Stored items from a collection:
Start of Block
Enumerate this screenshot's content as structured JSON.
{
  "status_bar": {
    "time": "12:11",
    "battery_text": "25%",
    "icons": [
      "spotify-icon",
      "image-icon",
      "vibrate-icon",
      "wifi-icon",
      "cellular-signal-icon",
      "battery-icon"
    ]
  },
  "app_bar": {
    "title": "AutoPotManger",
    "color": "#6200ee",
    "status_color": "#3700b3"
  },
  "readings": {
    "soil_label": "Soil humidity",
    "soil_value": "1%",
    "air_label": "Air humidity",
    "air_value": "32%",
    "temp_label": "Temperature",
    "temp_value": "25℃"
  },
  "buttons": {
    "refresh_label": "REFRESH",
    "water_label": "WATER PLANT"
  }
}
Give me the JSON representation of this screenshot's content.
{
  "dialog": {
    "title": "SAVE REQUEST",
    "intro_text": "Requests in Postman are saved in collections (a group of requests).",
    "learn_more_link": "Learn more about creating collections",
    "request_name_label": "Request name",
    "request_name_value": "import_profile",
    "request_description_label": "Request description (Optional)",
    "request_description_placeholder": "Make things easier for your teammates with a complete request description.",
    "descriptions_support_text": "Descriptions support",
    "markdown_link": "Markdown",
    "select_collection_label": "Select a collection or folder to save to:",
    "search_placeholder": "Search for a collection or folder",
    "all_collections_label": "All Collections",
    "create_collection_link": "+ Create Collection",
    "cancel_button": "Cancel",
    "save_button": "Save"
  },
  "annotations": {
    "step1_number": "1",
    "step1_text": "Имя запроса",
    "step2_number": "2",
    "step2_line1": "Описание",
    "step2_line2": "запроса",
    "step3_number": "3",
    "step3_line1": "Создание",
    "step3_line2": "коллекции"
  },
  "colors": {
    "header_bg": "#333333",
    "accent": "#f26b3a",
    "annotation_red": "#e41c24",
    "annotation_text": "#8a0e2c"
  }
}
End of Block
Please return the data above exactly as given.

Enumerate this screenshot's content as structured JSON.
{
  "status_bar": {
    "time": "12:11",
    "battery_text": "25%",
    "icons": [
      "spotify-icon",
      "image-icon",
      "vibrate-icon",
      "wifi-icon",
      "cellular-signal-icon",
      "battery-icon"
    ]
  },
  "app_bar": {
    "title": "AutoPotManger",
    "color": "#6200ee",
    "status_color": "#3700b3"
  },
  "readings": {
    "soil_label": "Soil humidity",
    "soil_value": "1%",
    "air_label": "Air humidity",
    "air_value": "32%",
    "temp_label": "Temperature",
    "temp_value": "25℃"
  },
  "buttons": {
    "refresh_label": "REFRESH",
    "water_label": "WATER PLANT"
  }
}
Give me the JSON representation of this screenshot's content.
{
  "dialog": {
    "title": "SAVE REQUEST",
    "intro_text": "Requests in Postman are saved in collections (a group of requests).",
    "learn_more_link": "Learn more about creating collections",
    "request_name_label": "Request name",
    "request_name_value": "import_profile",
    "request_description_label": "Request description (Optional)",
    "request_description_placeholder": "Make things easier for your teammates with a complete request description.",
    "descriptions_support_text": "Descriptions support",
    "markdown_link": "Markdown",
    "select_collection_label": "Select a collection or folder to save to:",
    "search_placeholder": "Search for a collection or folder",
    "all_collections_label": "All Collections",
    "create_collection_link": "+ Create Collection",
    "cancel_button": "Cancel",
    "save_button": "Save"
  },
  "annotations": {
    "step1_number": "1",
    "step1_text": "Имя запроса",
    "step2_number": "2",
    "step2_line1": "Описание",
    "step2_line2": "запроса",
    "step3_number": "3",
    "step3_line1": "Создание",
    "step3_line2": "коллекции"
  },
  "colors": {
    "header_bg": "#333333",
    "accent": "#f26b3a",
    "annotation_red": "#e41c24",
    "annotation_text": "#8a0e2c"
  }
}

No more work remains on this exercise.